A letter to my beloved Rat


Dear Rat,

We met for the first time when I was 7 years old and you and your brother appeared as a gift in our pantry. An interesting gift I would say, since rats were then already known as filthy animals. We, my two older brothers and I, did not agree on that and thought you and your brother were fantastic. Until at one evening, while we sat down for dinner and ate spaghetti with the family, very strange sounds were heard from the pantry. Our mom went out to check. Followed by dad. Followed by my brothers. To me a request to stay seated at the table. Apparently, your brother had decided to eat you. He was halfway through his meal and you were probably more than half dead. My introduction to the world of the rat was also the introduction to the world of death. Not really nice, you know.

The second time we saw each other was at a time when I lived in the belief that Í was the one about to die. After an Indian dinner in the North of Laos (the worst place to eat Indian, really, how stupid could I be), I spent the day after on a boat, puking, on my way to the border with Vietnam. All the more food disappeared from my stomach, the higher sustained my body temperature. I was scared: for the first time traveling alone, empty inside but full in my head, because what if this was not a food poisoning but malaria instead? There was only one guesthouse on the edge of the river, where I could spend the night. It was dirty. I just wanted to sleep. And there you were, suddenly, on my bedside table, while eating my earplugs. I didn’t have the energy to scare or worry as loneliness had taken the upper hand. I tried to chase you away by stomping on the ground. It worked, but two minutes later you came back to take over the soap that was on the nightstand. We played hide-and-seek for an hour, until you left me no choice but to give up. I took a sparkle of Buddhism from my toes and told you that you were welcome, everything in the room was to eat but that I was hoping you’d let my body alone tonight. I turned around and fell asleep. The next morning you were gone. Along with all that had been on my nightstand only 12 hours before. I was grateful. And I was not dead.

A few years later we met again, this time safely in my home in Amsterdam. As my roommate was terrified of you, she spread poison into every nook and cranny of our house. She didn’t have my permission because I wanted to be friends with you. Anyway, you and your family were not resistant to the blue granules and regularly I could smell your death. And sometimes, when I was lucky, I saw your brother or sister die slowly while he or she painfully dragged their bodies behind my refrigerator. When the body did not make it into one of my kitchen holes, I had at least the chance to hold a small R.I.P.-ceremony before throwing the little body in the trashcan. I am sorry that death had brought us together again.

Our fourth meeting took place abroad again. Sulawesi turned out to be your home. You were everywhere: on the street, in the gutter, in restaurants, on the verge. And in a couch in a guesthouse. One of you had built a phenomenal trail through the couch. You were not exactly malnourished and this time I watched your fat bodies running through the track. I was even a little scared because you were so fast. Death now also proved not to be far away. I found your cousin in the street, who had unfortunately not survived the harsh Sulawesian street-life. I took a picture of his broken body and posted it on Facebook so I could give him some kind of recognition for his life on earth.

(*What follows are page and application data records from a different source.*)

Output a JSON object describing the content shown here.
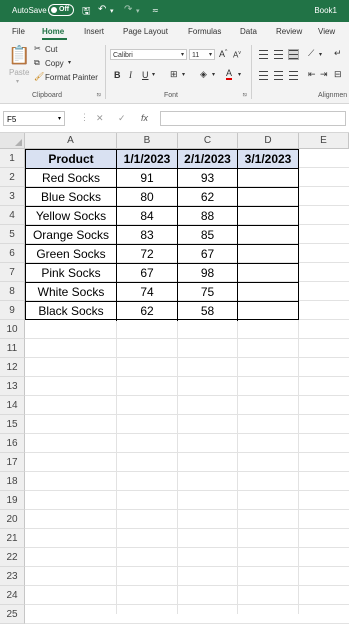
{
  "titlebar": {
    "autosave_label": "AutoSave",
    "autosave_state": "Off",
    "book_name": "Book1"
  },
  "tabs": [
    "File",
    "Home",
    "Insert",
    "Page Layout",
    "Formulas",
    "Data",
    "Review",
    "View"
  ],
  "ribbon": {
    "clipboard": {
      "paste": "Paste",
      "cut": "Cut",
      "copy": "Copy",
      "format_painter": "Format Painter",
      "label": "Clipboard"
    },
    "font": {
      "name": "Calibri",
      "size": "11",
      "bold": "B",
      "italic": "I",
      "underline": "U",
      "grow": "A",
      "shrink": "A",
      "color_icon": "A",
      "label": "Font"
    },
    "alignment": {
      "label": "Alignmen"
    }
  },
  "formula_bar": {
    "name_box": "F5",
    "fx": "fx",
    "formula": ""
  },
  "columns": [
    "A",
    "B",
    "C",
    "D",
    "E"
  ],
  "rows": [
    "1",
    "2",
    "3",
    "4",
    "5",
    "6",
    "7",
    "8",
    "9",
    "10",
    "11",
    "12",
    "13",
    "14",
    "15",
    "16",
    "17",
    "18",
    "19",
    "20",
    "21",
    "22",
    "23",
    "24",
    "25"
  ],
  "sheet": {
    "header": [
      "Product",
      "1/1/2023",
      "2/1/2023",
      "3/1/2023"
    ],
    "data": [
      [
        "Red Socks",
        "91",
        "93",
        ""
      ],
      [
        "Blue Socks",
        "80",
        "62",
        ""
      ],
      [
        "Yellow Socks",
        "84",
        "88",
        ""
      ],
      [
        "Orange Socks",
        "83",
        "85",
        ""
      ],
      [
        "Green Socks",
        "72",
        "67",
        ""
      ],
      [
        "Pink Socks",
        "67",
        "98",
        ""
      ],
      [
        "White Socks",
        "74",
        "75",
        ""
      ],
      [
        "Black Socks",
        "62",
        "58",
        ""
      ]
    ]
  },
  "colors": {
    "excel_green": "#217346",
    "header_fill": "#d9e1f2",
    "font_color_bar": "#e00000"
  }
}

Over the past few months I saw you regularly while travelling through India. We now know how to find each other more often, since you know I can be found in unhygienic environments and I am no longer afraid of your unexpected pop-ups and thick tail. After all, we have already been friends for almost 25 years and our meetings are becoming more cosy.

Last week I decided that it was time for a real ceremony to make our relationship more official. I had a long way off the beaten track, but as you know by now, I don’t mind to put in more effort to meet up with you my love. It took me a few day-travel and a few hours of searching but I had managed to get closer to your origin. There I was, in front of your palace: the rat temple in Deshnok. I had to prepare myself mentally over a Chai tea for our ceremony, but then I was ready. Shoes off. Shawl around my shoulders. Breathe in and out and off I went. Barefoot in the temple. And there you were surrounded by thousands of friends and relatives. You were everywhere, in all corners, holes, ridges, cracks. The whole floor was filled. Small, large, old and fat, young and energetic. Alive and some dead, again. Running, playing, sleeping, eating and drinking. I’ll be honest with you, fear shot my throat again and it took a while before I got used to the hustle and bustle of your existence. I prayed for you, along with hundreds of Hindu worshipers, and for the first time I no longer felt alone in my admiration for your people.

And then I could handle it. I kneeled down, touched the cool and dirty floor and sat in lotus-position. Suddenly, all fear disappeared. Like filth, speed and suddenness no longer existed. I trusted you completely. I could not believe where I was and what I did. I closed my eyes. Took a breath. And I was totally where I was. Together with you. One.

Until death do us part.